“It was interesting to me that someone who was called ‘gentle’ would be so close to the greatest killer the Greeks have,” said Miller. “You wonder, what’s the dynamic there?”
In “Song,” Patroclus is shocked and baffled when Achilles taps him, among scores of boys, for companionship. And if you ask Miller why Patroclus appeals to Achilles, she explains that she left this ambiguous in the novel quite deliberately.
“Patroclus is a fairly reliable narrator when talking about the world around him, but he’s really bad about reporting on himself,” said Miller. “He always feels as though Achilles reached into life and saved him, and there’s this mystery about why he does that. (Patroclus) doesn’t explain why because he doesn’t understand it himself. It’s just a form of grace to him, and that’s what love feels like. To him, it feels like he hasn’t earned it, but it’s this lightning strike. As the author, I’d say Patroclus stands out a little bit because he has the appeal of the outsider, and he’s a watcher. Achilles is used to being fawned over, and here’s person jou stands back and just watches him, so he catches Achilles’ eye. Because despite his ferociousness, there’s a gentleness to Achilles as well. So they find in each other something that is kindred.”
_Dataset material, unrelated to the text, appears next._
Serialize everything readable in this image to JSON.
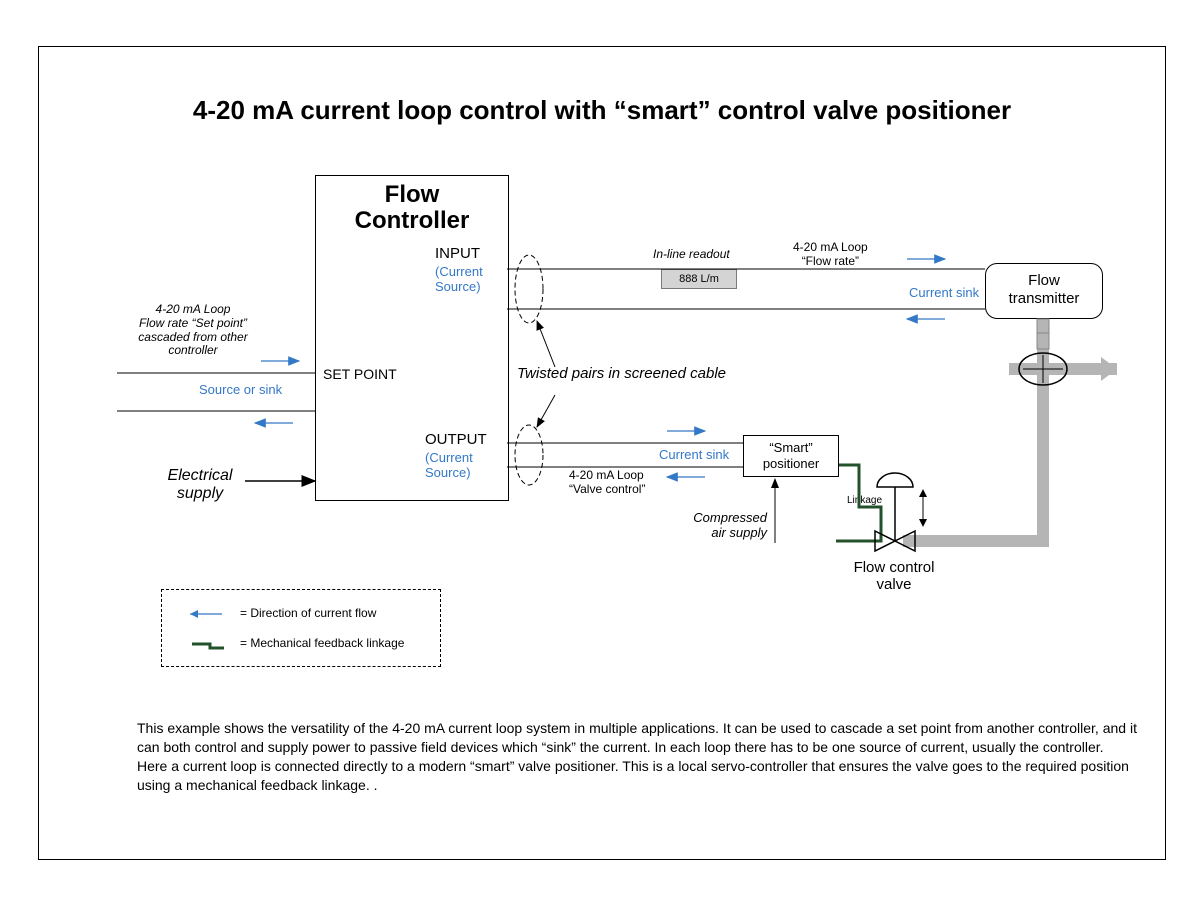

Miller has enjoyed tremendous critical success with “Song.” J.K. Rowling named it as her favorite book of the year in an interview, and “Song” won Britain’s Orange Prize, which recognizes excellence in writing from female authors around the world.
“It was announced at the ceremony, so it was ‘Oscar style,’” said Miller. “They flew us to London, to a party with lots of orange everywhere, and they announced who (the winner) was. I have to say that I was completely not expecting to win. I was so honored to have been shortlisted with brilliant writers like Cynthia Ozick and Anne Enright. I was just happy as a clam to be there. So when they said my name, it was like a shock wave went through me.”
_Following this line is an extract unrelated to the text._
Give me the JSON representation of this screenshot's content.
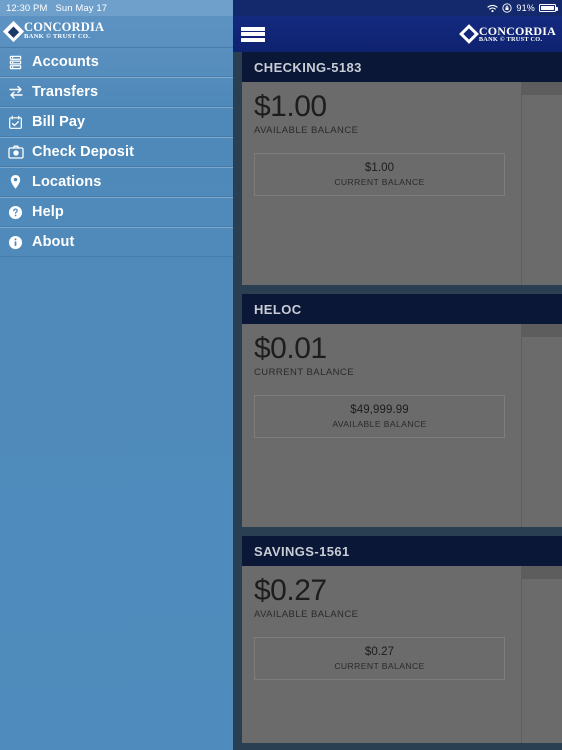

Miller will appear at Nicola's Books, 2513 Jackson Ave. in the Westgate Shopping Center, at 7 p.m. Monday, Dec. 3. Admission is free.